- Action item
Here the job is to print all of the entries below verbatim and leave out any picture.

───── Entries shown ─────

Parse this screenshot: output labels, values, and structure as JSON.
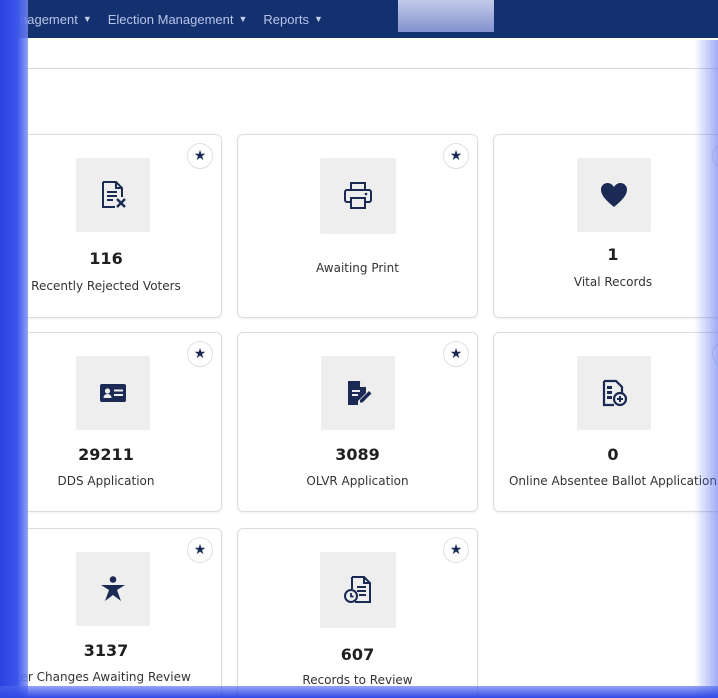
{
  "nav": {
    "items": [
      {
        "label": "nagement"
      },
      {
        "label": "Election Management"
      },
      {
        "label": "Reports"
      }
    ]
  },
  "cards": {
    "recently_rejected": {
      "count": "116",
      "label": "Recently Rejected Voters",
      "icon": "document-x-icon"
    },
    "awaiting_print": {
      "count": "",
      "label": "Awaiting Print",
      "icon": "printer-icon"
    },
    "vital_records": {
      "count": "1",
      "label": "Vital Records",
      "icon": "heart-icon"
    },
    "dds_application": {
      "count": "29211",
      "label": "DDS Application",
      "icon": "id-card-icon"
    },
    "olvr_application": {
      "count": "3089",
      "label": "OLVR Application",
      "icon": "document-edit-icon"
    },
    "online_absentee": {
      "count": "0",
      "label": "Online Absentee Ballot Application",
      "icon": "ballot-add-icon"
    },
    "voter_changes": {
      "count": "3137",
      "label": "Voter Changes Awaiting Review",
      "icon": "person-star-icon"
    },
    "records_to_review": {
      "count": "607",
      "label": "Records to Review",
      "icon": "document-clock-icon"
    }
  },
  "colors": {
    "nav_bg": "#13306f",
    "icon": "#1a2a55",
    "frame": "#2741d9"
  }
}
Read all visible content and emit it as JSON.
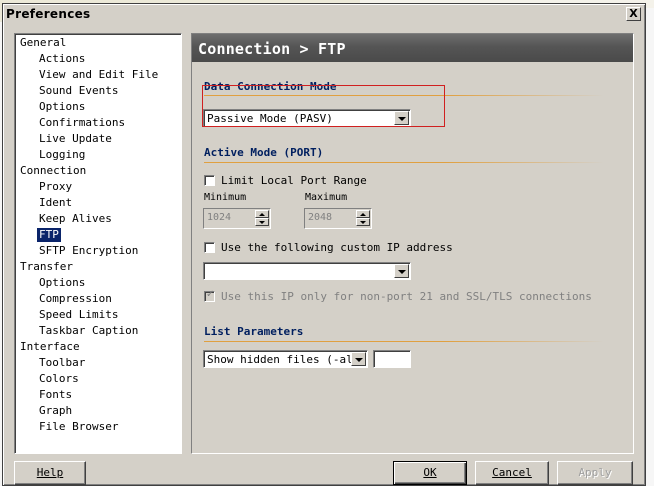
{
  "window": {
    "title": "Preferences",
    "close_label": "X"
  },
  "tree": {
    "items": [
      {
        "label": "General",
        "level": 0
      },
      {
        "label": "Actions",
        "level": 1
      },
      {
        "label": "View and Edit File",
        "level": 1
      },
      {
        "label": "Sound Events",
        "level": 1
      },
      {
        "label": "Options",
        "level": 1
      },
      {
        "label": "Confirmations",
        "level": 1
      },
      {
        "label": "Live Update",
        "level": 1
      },
      {
        "label": "Logging",
        "level": 1
      },
      {
        "label": "Connection",
        "level": 0
      },
      {
        "label": "Proxy",
        "level": 1
      },
      {
        "label": "Ident",
        "level": 1
      },
      {
        "label": "Keep Alives",
        "level": 1
      },
      {
        "label": "FTP",
        "level": 1,
        "selected": true
      },
      {
        "label": "SFTP Encryption",
        "level": 1
      },
      {
        "label": "Transfer",
        "level": 0
      },
      {
        "label": "Options",
        "level": 1
      },
      {
        "label": "Compression",
        "level": 1
      },
      {
        "label": "Speed Limits",
        "level": 1
      },
      {
        "label": "Taskbar Caption",
        "level": 1
      },
      {
        "label": "Interface",
        "level": 0
      },
      {
        "label": "Toolbar",
        "level": 1
      },
      {
        "label": "Colors",
        "level": 1
      },
      {
        "label": "Fonts",
        "level": 1
      },
      {
        "label": "Graph",
        "level": 1
      },
      {
        "label": "File Browser",
        "level": 1
      }
    ]
  },
  "panel": {
    "title": "Connection > FTP",
    "data_connection": {
      "heading": "Data Connection Mode",
      "mode_value": "Passive Mode (PASV)"
    },
    "active_mode": {
      "heading": "Active Mode (PORT)",
      "limit_range_label": "Limit Local Port Range",
      "limit_range_checked": false,
      "minimum_label": "Minimum",
      "maximum_label": "Maximum",
      "minimum_value": "1024",
      "maximum_value": "2048",
      "custom_ip_label": "Use the following custom IP address",
      "custom_ip_checked": false,
      "custom_ip_value": "",
      "ip_only_label": "Use this IP only for non-port 21 and SSL/TLS connections"
    },
    "list_params": {
      "heading": "List Parameters",
      "option_value": "Show hidden files (-al)",
      "extra_value": ""
    }
  },
  "buttons": {
    "help": "Help",
    "ok": "OK",
    "cancel": "Cancel",
    "apply": "Apply"
  },
  "colors": {
    "selection": "#0a246a",
    "heading": "#001f5f",
    "accent": "#e0a040",
    "highlight_box": "#d02020"
  }
}
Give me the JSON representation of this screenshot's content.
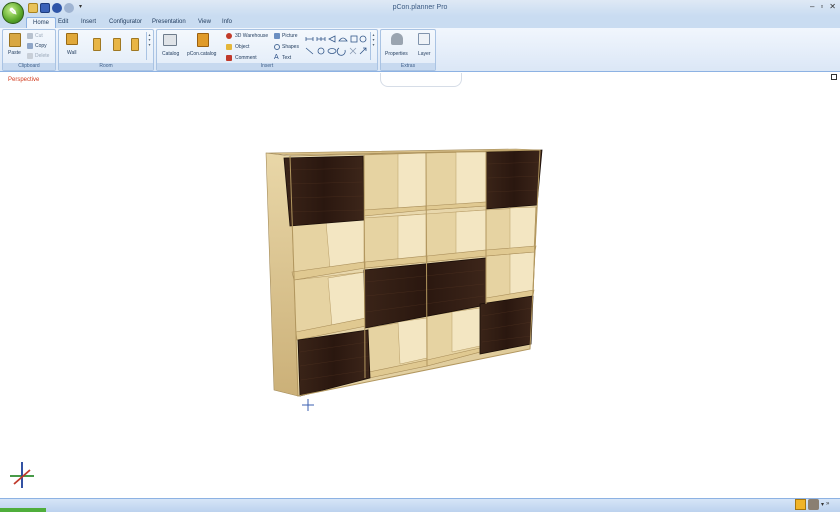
{
  "window": {
    "title": "pCon.planner Pro"
  },
  "tabs": [
    {
      "label": "Home",
      "active": true
    },
    {
      "label": "Edit"
    },
    {
      "label": "Insert"
    },
    {
      "label": "Configurator"
    },
    {
      "label": "Presentation"
    },
    {
      "label": "View"
    },
    {
      "label": "Info"
    }
  ],
  "ribbon": {
    "clipboard": {
      "label": "Clipboard",
      "paste": "Paste",
      "cut": "Cut",
      "copy": "Copy",
      "delete": "Delete"
    },
    "room": {
      "label": "Room",
      "wall": "Wall"
    },
    "insert": {
      "label": "Insert",
      "catalog": "Catalog",
      "pcon_catalog": "pCon.catalog",
      "warehouse": "3D Warehouse",
      "object": "Object",
      "comment": "Comment",
      "picture": "Picture",
      "shapes": "Shapes",
      "text": "Text"
    },
    "extras": {
      "label": "Extras",
      "properties": "Properties",
      "layer": "Layer"
    }
  },
  "viewport": {
    "view_label": "Perspective"
  },
  "colors": {
    "accent": "#c9dcf1",
    "wood_light": "#e2cf9c",
    "wood_dark": "#3a2418",
    "view_label": "#d23a1c"
  },
  "icons": [
    "app-orb-icon",
    "save-icon",
    "undo-icon",
    "redo-icon",
    "rss-icon",
    "facebook-icon",
    "help-icon",
    "paste-icon",
    "wall-icon",
    "catalog-icon",
    "properties-icon",
    "layer-icon",
    "axes-icon"
  ]
}
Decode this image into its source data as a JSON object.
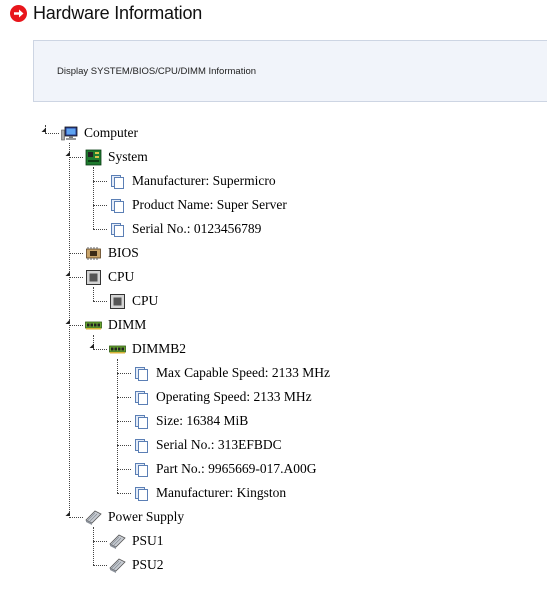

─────

- Your response
Parse this screenshot: output labels, values, and structure as JSON.
{
  "nav": {
    "items": [
      {
        "label": "nagement"
      },
      {
        "label": "Election Management"
      },
      {
        "label": "Reports"
      }
    ]
  },
  "cards": {
    "recently_rejected": {
      "count": "116",
      "label": "Recently Rejected Voters",
      "icon": "document-x-icon"
    },
    "awaiting_print": {
      "count": "",
      "label": "Awaiting Print",
      "icon": "printer-icon"
    },
    "vital_records": {
      "count": "1",
      "label": "Vital Records",
      "icon": "heart-icon"
    },
    "dds_application": {
      "count": "29211",
      "label": "DDS Application",
      "icon": "id-card-icon"
    },
    "olvr_application": {
      "count": "3089",
      "label": "OLVR Application",
      "icon": "document-edit-icon"
    },
    "online_absentee": {
      "count": "0",
      "label": "Online Absentee Ballot Application",
      "icon": "ballot-add-icon"
    },
    "voter_changes": {
      "count": "3137",
      "label": "Voter Changes Awaiting Review",
      "icon": "person-star-icon"
    },
    "records_to_review": {
      "count": "607",
      "label": "Records to Review",
      "icon": "document-clock-icon"
    }
  },
  "colors": {
    "nav_bg": "#13306f",
    "icon": "#1a2a55",
    "frame": "#2741d9"
  }
}
Read all visible content and emit it as JSON.
{
  "window": {
    "title": "Preferences",
    "close_label": "X"
  },
  "tree": {
    "items": [
      {
        "label": "General",
        "level": 0
      },
      {
        "label": "Actions",
        "level": 1
      },
      {
        "label": "View and Edit File",
        "level": 1
      },
      {
        "label": "Sound Events",
        "level": 1
      },
      {
        "label": "Options",
        "level": 1
      },
      {
        "label": "Confirmations",
        "level": 1
      },
      {
        "label": "Live Update",
        "level": 1
      },
      {
        "label": "Logging",
        "level": 1
      },
      {
        "label": "Connection",
        "level": 0
      },
      {
        "label": "Proxy",
        "level": 1
      },
      {
        "label": "Ident",
        "level": 1
      },
      {
        "label": "Keep Alives",
        "level": 1
      },
      {
        "label": "FTP",
        "level": 1,
        "selected": true
      },
      {
        "label": "SFTP Encryption",
        "level": 1
      },
      {
        "label": "Transfer",
        "level": 0
      },
      {
        "label": "Options",
        "level": 1
      },
      {
        "label": "Compression",
        "level": 1
      },
      {
        "label": "Speed Limits",
        "level": 1
      },
      {
        "label": "Taskbar Caption",
        "level": 1
      },
      {
        "label": "Interface",
        "level": 0
      },
      {
        "label": "Toolbar",
        "level": 1
      },
      {
        "label": "Colors",
        "level": 1
      },
      {
        "label": "Fonts",
        "level": 1
      },
      {
        "label": "Graph",
        "level": 1
      },
      {
        "label": "File Browser",
        "level": 1
      }
    ]
  },
  "panel": {
    "title": "Connection > FTP",
    "data_connection": {
      "heading": "Data Connection Mode",
      "mode_value": "Passive Mode (PASV)"
    },
    "active_mode": {
      "heading": "Active Mode (PORT)",
      "limit_range_label": "Limit Local Port Range",
      "limit_range_checked": false,
      "minimum_label": "Minimum",
      "maximum_label": "Maximum",
      "minimum_value": "1024",
      "maximum_value": "2048",
      "custom_ip_label": "Use the following custom IP address",
      "custom_ip_checked": false,
      "custom_ip_value": "",
      "ip_only_label": "Use this IP only for non-port 21 and SSL/TLS connections"
    },
    "list_params": {
      "heading": "List Parameters",
      "option_value": "Show hidden files (-al)",
      "extra_value": ""
    }
  },
  "buttons": {
    "help": "Help",
    "ok": "OK",
    "cancel": "Cancel",
    "apply": "Apply"
  },
  "colors": {
    "selection": "#0a246a",
    "heading": "#001f5f",
    "accent": "#e0a040",
    "highlight_box": "#d02020"
  }
}
Give me the JSON representation of this screenshot's content.
{
  "window": {
    "title": "pCon.planner Pro"
  },
  "tabs": [
    {
      "label": "Home",
      "active": true
    },
    {
      "label": "Edit"
    },
    {
      "label": "Insert"
    },
    {
      "label": "Configurator"
    },
    {
      "label": "Presentation"
    },
    {
      "label": "View"
    },
    {
      "label": "Info"
    }
  ],
  "ribbon": {
    "clipboard": {
      "label": "Clipboard",
      "paste": "Paste",
      "cut": "Cut",
      "copy": "Copy",
      "delete": "Delete"
    },
    "room": {
      "label": "Room",
      "wall": "Wall"
    },
    "insert": {
      "label": "Insert",
      "catalog": "Catalog",
      "pcon_catalog": "pCon.catalog",
      "warehouse": "3D Warehouse",
      "object": "Object",
      "comment": "Comment",
      "picture": "Picture",
      "shapes": "Shapes",
      "text": "Text"
    },
    "extras": {
      "label": "Extras",
      "properties": "Properties",
      "layer": "Layer"
    }
  },
  "viewport": {
    "view_label": "Perspective"
  },
  "colors": {
    "accent": "#c9dcf1",
    "wood_light": "#e2cf9c",
    "wood_dark": "#3a2418",
    "view_label": "#d23a1c"
  },
  "icons": [
    "app-orb-icon",
    "save-icon",
    "undo-icon",
    "redo-icon",
    "rss-icon",
    "facebook-icon",
    "help-icon",
    "paste-icon",
    "wall-icon",
    "catalog-icon",
    "properties-icon",
    "layer-icon",
    "axes-icon"
  ]
}
Decode this image into its source data as a JSON object.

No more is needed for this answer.